Proton Onsite runs a fleet of 10 Toyota FCHV-adv fuel cell vehicles out of its Connecticut headquarters and discovered that the snow and three-degree temperature didn't restrict range. Mark Schiller, Proton vice president of business development, said in a statement that, "I went out to my Toyota FCHV-adv and brushed off a foot of snow before starting the car right up. No problem."
While electric vehicles can have their driving range reduced in extreme temperatures (but not always), Proton Onsite hasn't seen that happen in the Polar Vortex. They're performing flawlessly in freezing temperatures even with the heaters blasting, and are continuing to hit their range of about 300 miles, Schiller said.
Air Products, based on Allentown, PA, has had a similar experience. The FCHV-adv has had great performance under harsh conditions, according to Nick Mittica, commercial manager, hydrogen energy systems. Employees drove the fuel cell vehicle during one of Pennsylvania's worst winters in recent memory and, you guessed it, "No problem."
Toyota says that has put its fuel cell fleet through the wringer, logging millions of miles over the last decade, to make sure performance can be delivered within extreme weather conditions. Toyota engineers spent weeks testing cold weather start up, performance and durability up in Yellowknife, Canada. Temperature can reach -30 degrees Celsius (-22 degrees Fahrenheit) at that location. On other end of the scale, Toyota was able to verify that its FCVs can handle driving through heat in Death Valley national park. We heard the same from Mercedes the other day, too. Extreme weather functionality is apparently something automakers want to make absolutely sure the public doesn't worry about.

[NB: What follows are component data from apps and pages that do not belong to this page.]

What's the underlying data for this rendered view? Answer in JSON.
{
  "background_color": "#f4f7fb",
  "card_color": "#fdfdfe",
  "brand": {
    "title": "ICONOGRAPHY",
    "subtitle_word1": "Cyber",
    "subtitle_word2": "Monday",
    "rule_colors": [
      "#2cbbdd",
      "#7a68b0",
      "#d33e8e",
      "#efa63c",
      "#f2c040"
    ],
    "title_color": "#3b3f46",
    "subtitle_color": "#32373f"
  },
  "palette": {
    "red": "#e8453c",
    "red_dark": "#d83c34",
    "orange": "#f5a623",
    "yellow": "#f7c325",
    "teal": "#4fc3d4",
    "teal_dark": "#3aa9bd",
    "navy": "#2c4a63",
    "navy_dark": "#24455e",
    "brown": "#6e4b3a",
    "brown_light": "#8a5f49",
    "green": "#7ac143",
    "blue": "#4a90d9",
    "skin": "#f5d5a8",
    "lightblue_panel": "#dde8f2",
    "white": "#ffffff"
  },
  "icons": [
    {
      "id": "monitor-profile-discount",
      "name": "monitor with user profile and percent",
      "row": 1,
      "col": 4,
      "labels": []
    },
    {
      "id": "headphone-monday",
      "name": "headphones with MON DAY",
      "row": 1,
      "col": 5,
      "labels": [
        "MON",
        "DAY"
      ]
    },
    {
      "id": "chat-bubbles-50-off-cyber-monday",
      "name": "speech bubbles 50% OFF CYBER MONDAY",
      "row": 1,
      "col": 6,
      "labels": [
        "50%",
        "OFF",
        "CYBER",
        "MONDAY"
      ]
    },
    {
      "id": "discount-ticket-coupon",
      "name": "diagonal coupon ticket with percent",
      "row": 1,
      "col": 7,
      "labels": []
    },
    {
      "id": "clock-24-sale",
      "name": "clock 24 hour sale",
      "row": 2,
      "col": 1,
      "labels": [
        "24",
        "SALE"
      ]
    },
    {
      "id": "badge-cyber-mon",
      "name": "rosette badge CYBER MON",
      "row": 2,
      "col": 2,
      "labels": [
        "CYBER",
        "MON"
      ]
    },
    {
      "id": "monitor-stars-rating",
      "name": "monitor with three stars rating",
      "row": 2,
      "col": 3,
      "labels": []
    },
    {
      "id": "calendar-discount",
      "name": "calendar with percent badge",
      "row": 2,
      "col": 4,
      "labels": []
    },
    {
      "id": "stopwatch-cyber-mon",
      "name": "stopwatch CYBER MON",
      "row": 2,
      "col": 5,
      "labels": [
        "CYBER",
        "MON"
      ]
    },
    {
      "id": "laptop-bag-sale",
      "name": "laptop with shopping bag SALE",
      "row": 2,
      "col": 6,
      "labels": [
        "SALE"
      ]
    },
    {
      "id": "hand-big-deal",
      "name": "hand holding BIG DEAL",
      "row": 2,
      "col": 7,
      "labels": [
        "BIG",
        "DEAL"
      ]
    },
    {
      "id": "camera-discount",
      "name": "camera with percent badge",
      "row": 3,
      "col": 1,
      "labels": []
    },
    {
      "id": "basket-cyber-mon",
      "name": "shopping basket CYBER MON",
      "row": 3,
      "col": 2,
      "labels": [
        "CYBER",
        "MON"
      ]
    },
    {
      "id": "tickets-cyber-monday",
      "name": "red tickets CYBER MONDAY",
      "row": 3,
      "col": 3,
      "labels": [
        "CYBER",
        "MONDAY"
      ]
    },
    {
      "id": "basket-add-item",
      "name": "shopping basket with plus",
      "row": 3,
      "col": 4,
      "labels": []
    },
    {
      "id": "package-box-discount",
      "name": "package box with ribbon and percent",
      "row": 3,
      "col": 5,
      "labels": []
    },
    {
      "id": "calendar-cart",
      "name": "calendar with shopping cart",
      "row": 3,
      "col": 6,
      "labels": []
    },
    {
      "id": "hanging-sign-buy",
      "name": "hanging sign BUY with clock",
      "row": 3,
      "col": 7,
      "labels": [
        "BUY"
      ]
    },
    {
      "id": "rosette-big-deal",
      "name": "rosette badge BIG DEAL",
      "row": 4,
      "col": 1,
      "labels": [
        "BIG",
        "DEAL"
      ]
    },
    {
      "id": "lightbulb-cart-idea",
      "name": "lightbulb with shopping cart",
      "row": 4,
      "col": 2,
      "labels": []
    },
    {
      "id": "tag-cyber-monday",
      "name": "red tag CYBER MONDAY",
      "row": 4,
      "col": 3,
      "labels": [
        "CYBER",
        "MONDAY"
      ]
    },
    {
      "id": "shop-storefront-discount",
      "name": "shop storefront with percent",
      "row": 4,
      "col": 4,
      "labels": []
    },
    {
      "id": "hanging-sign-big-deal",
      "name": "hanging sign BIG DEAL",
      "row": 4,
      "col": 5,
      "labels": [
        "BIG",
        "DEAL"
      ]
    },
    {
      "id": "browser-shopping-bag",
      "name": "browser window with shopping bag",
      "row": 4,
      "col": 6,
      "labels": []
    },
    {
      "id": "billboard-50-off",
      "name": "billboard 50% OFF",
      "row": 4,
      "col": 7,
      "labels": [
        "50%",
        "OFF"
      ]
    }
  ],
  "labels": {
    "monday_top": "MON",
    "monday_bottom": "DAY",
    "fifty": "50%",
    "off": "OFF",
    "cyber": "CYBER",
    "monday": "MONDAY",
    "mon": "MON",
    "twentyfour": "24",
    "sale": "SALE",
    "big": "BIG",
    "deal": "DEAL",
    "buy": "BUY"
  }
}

Jan. 30, 2014 – Record low temperatures have stranded many East Coast drivers, but not those driving a Toyota fuel cell hybrid vehicle. Connecticut-based Proton Onsite, which operates a fleet of ten Toyota FCHV-adv fuel cell vehicles, says that even in single digit temperatures, the FCHV-adv shows no signs of frostbite.
"We had another snow storm Tuesday night and this morning the temperature was 3 degrees," says Mark Schiller, Proton vice president of business development. "I went out to my Toyota FCHV-adv and brushed off a foot of snow before starting the car right up. No problem."

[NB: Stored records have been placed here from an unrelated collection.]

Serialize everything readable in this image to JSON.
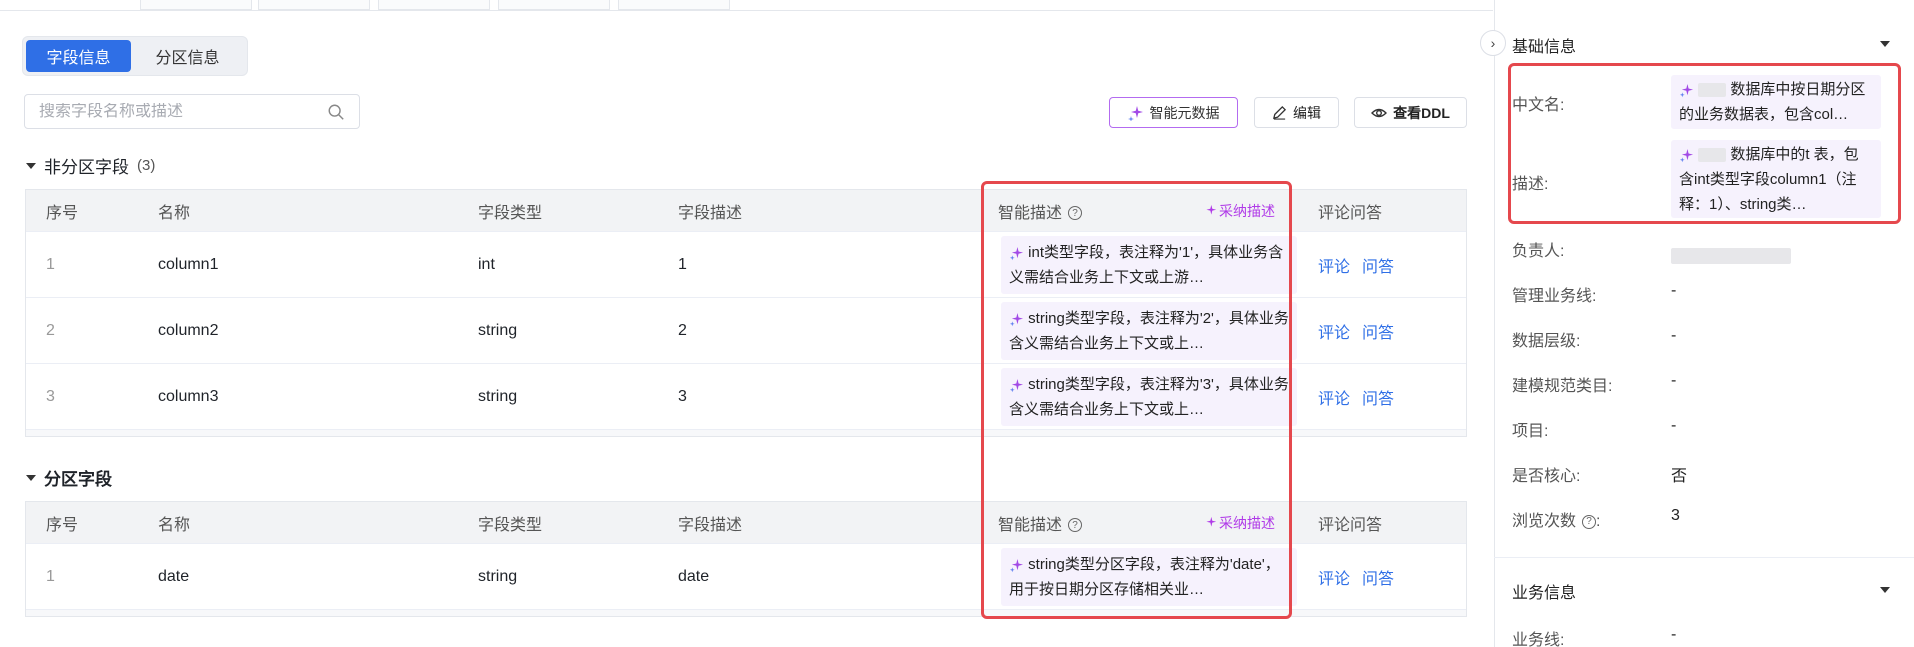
{
  "tabs": {
    "field_info": "字段信息",
    "partition_info": "分区信息"
  },
  "search": {
    "placeholder": "搜索字段名称或描述"
  },
  "toolbar": {
    "ai_metadata": "智能元数据",
    "edit": "编辑",
    "view_ddl": "查看DDL"
  },
  "non_partition": {
    "title": "非分区字段",
    "count": "(3)",
    "headers": {
      "idx": "序号",
      "name": "名称",
      "type": "字段类型",
      "desc": "字段描述",
      "ai": "智能描述",
      "adopt": "采纳描述",
      "ops": "评论问答"
    },
    "rows": [
      {
        "idx": "1",
        "name": "column1",
        "type": "int",
        "desc": "1",
        "ai": "int类型字段，表注释为'1'，具体业务含义需结合业务上下文或上游…"
      },
      {
        "idx": "2",
        "name": "column2",
        "type": "string",
        "desc": "2",
        "ai": "string类型字段，表注释为'2'，具体业务含义需结合业务上下文或上…"
      },
      {
        "idx": "3",
        "name": "column3",
        "type": "string",
        "desc": "3",
        "ai": "string类型字段，表注释为'3'，具体业务含义需结合业务上下文或上…"
      }
    ],
    "comment": "评论",
    "qa": "问答"
  },
  "partition": {
    "title": "分区字段",
    "headers": {
      "idx": "序号",
      "name": "名称",
      "type": "字段类型",
      "desc": "字段描述",
      "ai": "智能描述",
      "adopt": "采纳描述",
      "ops": "评论问答"
    },
    "rows": [
      {
        "idx": "1",
        "name": "date",
        "type": "string",
        "desc": "date",
        "ai": "string类型分区字段，表注释为'date'，用于按日期分区存储相关业…"
      }
    ],
    "comment": "评论",
    "qa": "问答"
  },
  "side": {
    "basic_title": "基础信息",
    "cn_name_label": "中文名:",
    "cn_name_value": "数据库中按日期分区的业务数据表，包含col…",
    "desc_label": "描述:",
    "desc_value": "数据库中的t 表，包含int类型字段column1（注释：1）、string类…",
    "owner_label": "负责人:",
    "biz_line_label": "管理业务线:",
    "biz_line_value": "-",
    "layer_label": "数据层级:",
    "layer_value": "-",
    "model_label": "建模规范类目:",
    "model_value": "-",
    "project_label": "项目:",
    "project_value": "-",
    "core_label": "是否核心:",
    "core_value": "否",
    "views_label": "浏览次数",
    "views_value": "3",
    "business_title": "业务信息",
    "business_line_label": "业务线:",
    "business_line_value": "-"
  },
  "colors": {
    "accent": "#2f6fe6",
    "ai_purple": "#b03ae8",
    "highlight_red": "#e5484d"
  }
}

Unlike pure battery electric vehicles that can see reductions in driving range in extreme temperatures, fuel cell vehicles' performance stands up to freezing temperatures. "I continue to get range of about 300 miles despite the cold and blasting the heater," says Schiller. "The vehicle performed flawlessly."

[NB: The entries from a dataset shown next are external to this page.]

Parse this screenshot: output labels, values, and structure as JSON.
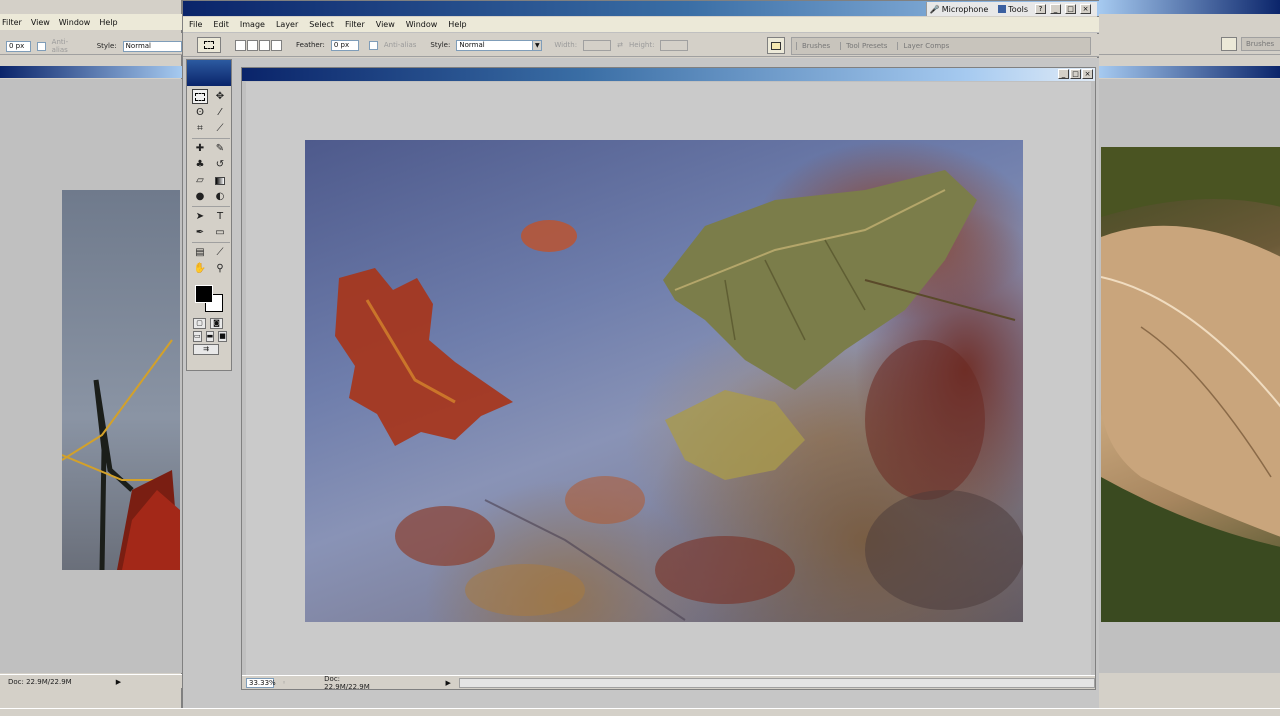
{
  "left_window": {
    "menu": [
      "Filter",
      "View",
      "Window",
      "Help"
    ],
    "feather_value": "0 px",
    "anti_alias_label": "Anti-alias",
    "style_label": "Style:",
    "style_value": "Normal",
    "status_doc": "Doc: 22.9M/22.9M"
  },
  "main_window": {
    "langbar": {
      "microphone_label": "Microphone",
      "tools_label": "Tools"
    },
    "menu": [
      "File",
      "Edit",
      "Image",
      "Layer",
      "Select",
      "Filter",
      "View",
      "Window",
      "Help"
    ],
    "options": {
      "feather_label": "Feather:",
      "feather_value": "0 px",
      "anti_alias_label": "Anti-alias",
      "style_label": "Style:",
      "style_value": "Normal",
      "width_label": "Width:",
      "height_label": "Height:"
    },
    "palette_well_tabs": [
      "Brushes",
      "Tool Presets",
      "Layer Comps"
    ],
    "document": {
      "zoom": "33.33%",
      "status_doc": "Doc: 22.9M/22.9M"
    }
  },
  "right_window": {
    "palette_well_tabs": [
      "Brushes"
    ]
  },
  "colors": {
    "title_active": "#0a246a",
    "title_gradient_end": "#a6caf0",
    "chrome": "#d4d0c8",
    "foreground_color": "#000000",
    "background_color": "#ffffff"
  },
  "toolbox": {
    "icons": [
      "marquee-icon",
      "move-icon",
      "lasso-icon",
      "magic-wand-icon",
      "crop-icon",
      "slice-icon",
      "healing-brush-icon",
      "brush-icon",
      "clone-stamp-icon",
      "history-brush-icon",
      "eraser-icon",
      "gradient-icon",
      "blur-icon",
      "dodge-icon",
      "path-selection-icon",
      "type-icon",
      "pen-icon",
      "shape-icon",
      "notes-icon",
      "eyedropper-icon",
      "hand-icon",
      "zoom-icon"
    ]
  }
}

Air Products in Allentown tells the same story.
"Our employees have driven it to community and business-related events during one of Pennsylvania's worst winters in recent memory," says Nick Mittica, Air Products' commercial manager, hydrogen energy systems. "The FCHV-adv has had great performance."
That performance is by design. Over the last decade, the Toyota fuel cell fleet has logged millions of miles in some of the most extreme climates on the planet. In Yellowknife, Canada, where temperatures reach -30 degrees Celsius, fuel cell engineers spent weeks verifying cold weather start up, performance and durability. In Death Valley, they verified that it also can beat the heat.
Wherever they go, Toyota engineers are working to ensure the fuel cell vehicle can handle whatever is thrown-or blown-its way. So when it hits the road in 2015, cold-weather customers can chill out about everything but bundling up!